Methods: We presented PLSI linear regression and PLSI quantile regression for continuous outcome, PLSI generalized linear regression for categorical outcome, PLSI proportional hazards model for time-to-event outcome, and PLSI mixed-effects model for longitudinal outcome. These models were demonstrated using a dataset of 800 subjects from NHANES 2003-2004 survey including 8 environmental factors. Serum triglyceride concentration was analyzed as a continuous outcome and then dichotomized as a binary outcome. Simulations were conducted to demonstrate the PLSI proportional hazards model and PLSI mixed-effects model. The performance of PLSI models was compared with their counterpart parametric models.
Results: PLSI linear, quantile, and logistic regressions showed similar results that the 8 environmental factors had both positive and negative associations with triglycerides, with a-Tocopherol having the most positive and trans-b-carotene the most negative association. For the time-to-event and longitudinal settings, simulations showed that PLSI models could correctly identify directions and relative importance for the 8 environmental factors. Compared with parametric models, PLSI models got similar results when the link function was close to linear, but clearly outperformed in simulations with nonlinear effects.

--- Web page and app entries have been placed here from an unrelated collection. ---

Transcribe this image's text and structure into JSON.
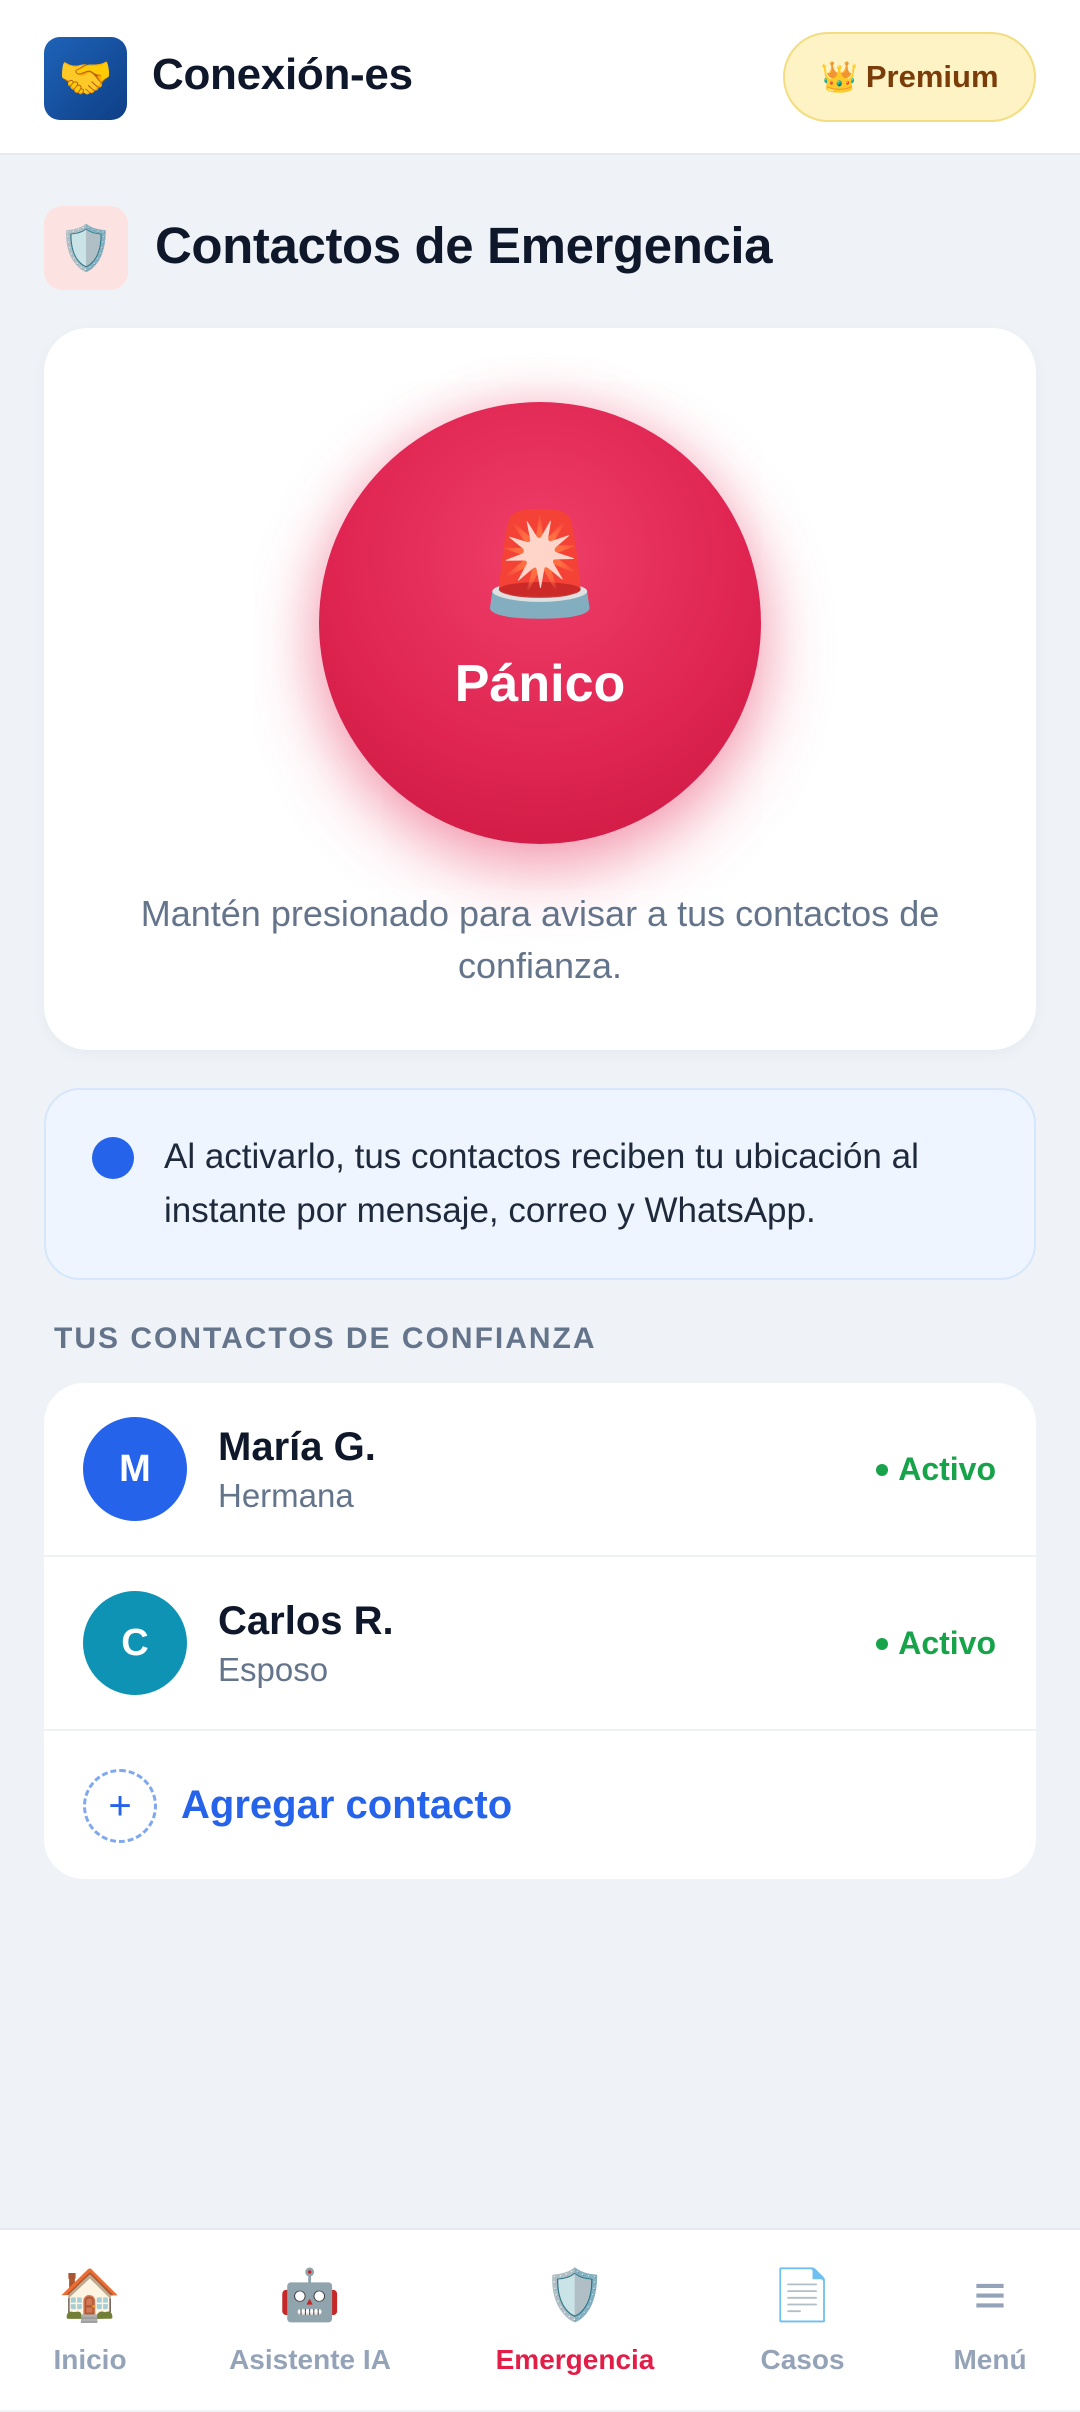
{
  "header": {
    "logo_icon": "🤝",
    "app_name": "Conexión-es",
    "premium": {
      "icon": "👑",
      "label": "Premium"
    }
  },
  "section": {
    "icon": "🛡️",
    "title": "Contactos de Emergencia"
  },
  "panic": {
    "icon": "🚨",
    "label": "Pánico",
    "hint": "Mantén presionado para avisar a tus contactos de confianza."
  },
  "info": {
    "text": "Al activarlo, tus contactos reciben tu ubicación al instante por mensaje, correo y WhatsApp."
  },
  "contacts": {
    "heading": "TUS CONTACTOS DE CONFIANZA",
    "items": [
      {
        "initial": "M",
        "name": "María G.",
        "relation": "Hermana",
        "status": "Activo",
        "avatar_color": "#2563eb"
      },
      {
        "initial": "C",
        "name": "Carlos R.",
        "relation": "Esposo",
        "status": "Activo",
        "avatar_color": "#0e93b4"
      }
    ],
    "add_icon": "+",
    "add_label": "Agregar contacto"
  },
  "nav": {
    "items": [
      {
        "icon": "🏠",
        "label": "Inicio",
        "active": false
      },
      {
        "icon": "🤖",
        "label": "Asistente IA",
        "active": false
      },
      {
        "icon": "🛡️",
        "label": "Emergencia",
        "active": true
      },
      {
        "icon": "📄",
        "label": "Casos",
        "active": false
      },
      {
        "icon": "≡",
        "label": "Menú",
        "active": false
      }
    ]
  },
  "colors": {
    "accent_red": "#e11d48",
    "panic_red": "#e02552",
    "primary_blue": "#2563eb",
    "status_green": "#16a34a",
    "background": "#eff3f8"
  }
}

Conclusions: We presented a unified family of PLSI models to assess the joint effects of exposures on four commonly-used types of outcomes in environmental research, and demonstrated their modeling flexibility and effectiveness, especially for studying environmental factors with mixed directional effects and/or nonlinear effects. Our study has expanded the analytical toolbox for investigating the complex effects of environmental factors. A practical contribution also included a coherent algorithm for all proposed PLSI models with R codes available.